Brett Hart: I think the internet and advances in technology are an indie filmmaker's best friend. There is no doubt in my mind that we were able to save time and money using both the internet and digital technology during all phases of production. In the beginning stages of pre-production I was the sole PR machine, creating a website to generate interest in the film. By the time we completed it, I had created MySpace pages and similar to really help get the word out there. With the combined efforts of our sales agents and sites like MySpace, we've seen Bone Dry transform from a vision shared by a few partners to a movie gaining global exposure. As for using the internet to research themes and films, I'd say that's usually the second or third place I go after I come up with an idea. The last thing I want to do is put a lot of time and energy into a film that has already been made. That said, the Internet helps streamline time because it's a library of information that I can access without ever leaving my home or office.
CBS: Lance Henriksen, Dee Wallace, these are big names. Any nerves about directing such established actors?
Brett Hart: Lance, Dee, and Luke are absolute pros. The reason I did cast Lance is that he is intense and that's exactly what I needed for our Jimmy. In fact, Jeff and I wrote the part with Lance in mind. So I wouldn't say that I was nervous directing them at all. When I have a vision I become completely focused. There's no time for anything but bringing the vision to life. I think that's why Luke, Lance, Dee and I have all become such close friends. It was my first time working with Hollywood actors. We all believed in each other and I always encouraged them to breathe life into the characters. We spent days tweaking the dialogue to be truthful to their personalities, and at the same time I had to make sure we didn't veer from the story. Considering that we were shooting in 130 degrees Fahrenheit on most days, I'm actually surprised how well we all got along.
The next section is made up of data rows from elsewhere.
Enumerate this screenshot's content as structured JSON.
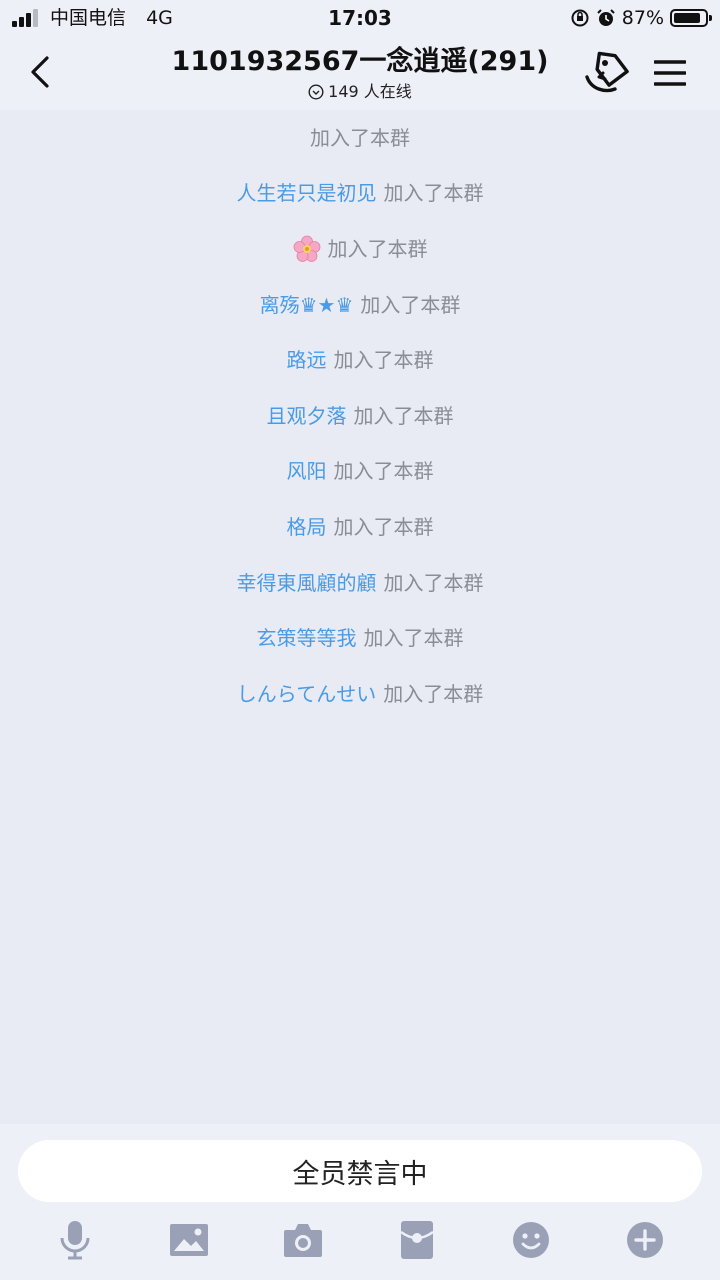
{
  "status_bar": {
    "carrier": "中国电信",
    "network": "4G",
    "time": "17:03",
    "battery_percent": "87%",
    "battery_level": 0.87
  },
  "header": {
    "title": "1101932567一念逍遥(291)",
    "online_text": "149 人在线"
  },
  "messages": [
    {
      "user": "",
      "action": "加入了本群"
    },
    {
      "user": "人生若只是初见",
      "action": "加入了本群"
    },
    {
      "user": "",
      "icon": "cherry-blossom-icon",
      "action": "加入了本群"
    },
    {
      "user": "离殇♛★♛",
      "action": "加入了本群"
    },
    {
      "user": "路远",
      "action": "加入了本群"
    },
    {
      "user": "且观夕落",
      "action": "加入了本群"
    },
    {
      "user": "风阳",
      "action": "加入了本群"
    },
    {
      "user": "格局",
      "action": "加入了本群"
    },
    {
      "user": "幸得東風顧的顧",
      "action": "加入了本群"
    },
    {
      "user": "玄策等等我",
      "action": "加入了本群"
    },
    {
      "user": "しんらてんせい",
      "action": "加入了本群"
    }
  ],
  "mute_notice": "全员禁言中",
  "toolbar": [
    "microphone-icon",
    "image-icon",
    "camera-icon",
    "red-packet-icon",
    "emoji-icon",
    "plus-icon"
  ],
  "colors": {
    "background": "#e9ebf4",
    "username": "#4a9be6",
    "system_text": "#8a8d96",
    "toolbar_icon": "#9aa1b6"
  }
}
We have a great deal of respect for one another and I'm working on several projects with them all in mind.
CBS: How did you come to cast Luke Goss? Were you familiar with his 'boy band' pop history here in the UK?
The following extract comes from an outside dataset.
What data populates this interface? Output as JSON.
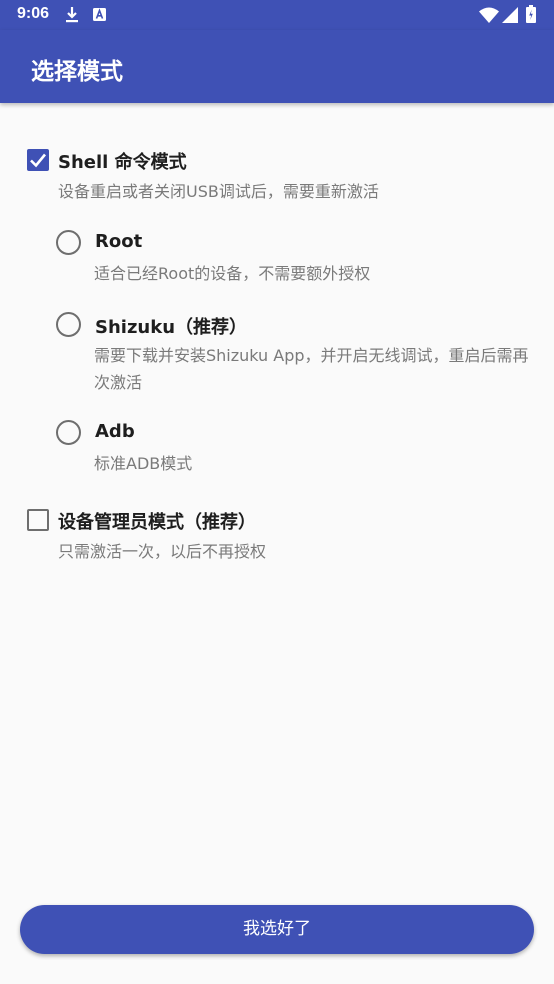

Brett Hart: Our casting directors Donald Pemrick and Dean Fronk had given me an extensive list of actors to consider, in addition to my own list. On that list was Luke. At first I overlooked him; his head shot was honestly just too good looking. But, when I realized that Luke was in Blade II, I became more interested and started doing more research. Ultimately it was Hallmark's Frankenstein that convinced me Luke was my Eddie. Luke is more than a pretty face; he's a major talent. He had all of the qualities I was looking for in our Eddie; intelligence, vulnerability, charm, and a complexity that makes it impossible to stereotype. If there is any major theme to Bone Dry it's that you truly never know what darkness lies behind the facade that people project. As for Luke's background in the band, that had little to no affect on me casting him. Honestly, I wanted an up-and-comer with an ability to really pull an audience in. Luke and I are now like brothers as well. I actually went to visit him in Budapest while he was shooting Hellboy II.
CBS: What is the next Brett Hart project we can look forward to?
Brett Hart: I'm currently working with several wonderful writers. I'm slated to direct Pain Clinic, currently being completed by Dan O'Bannon (Alien and Total Recall), a physiological thriller in the mould of Misery, The Marathon Man, Rosemary's Baby, Seconds and Coma. I am also shopping around Alter Ego, a script written by Emmy Winner Alan Brennert (The 1980's Twilight Zone), an unnerving thriller about the capacity of the human heart for love, betrayal and redemption. In the tradition of Hitchcock's Marnie, and others like Sybil and Basic Instinct. Niall Browne is working on Promised Land, our post 911 tragic love thriller in the vein of The Parallax View; and finally Jeff O'Brien and I are reuniting on several other projects: most notably an untitled script that we are writing specifically for Luke and Lance; chapter two of our Bone Dry trilogy.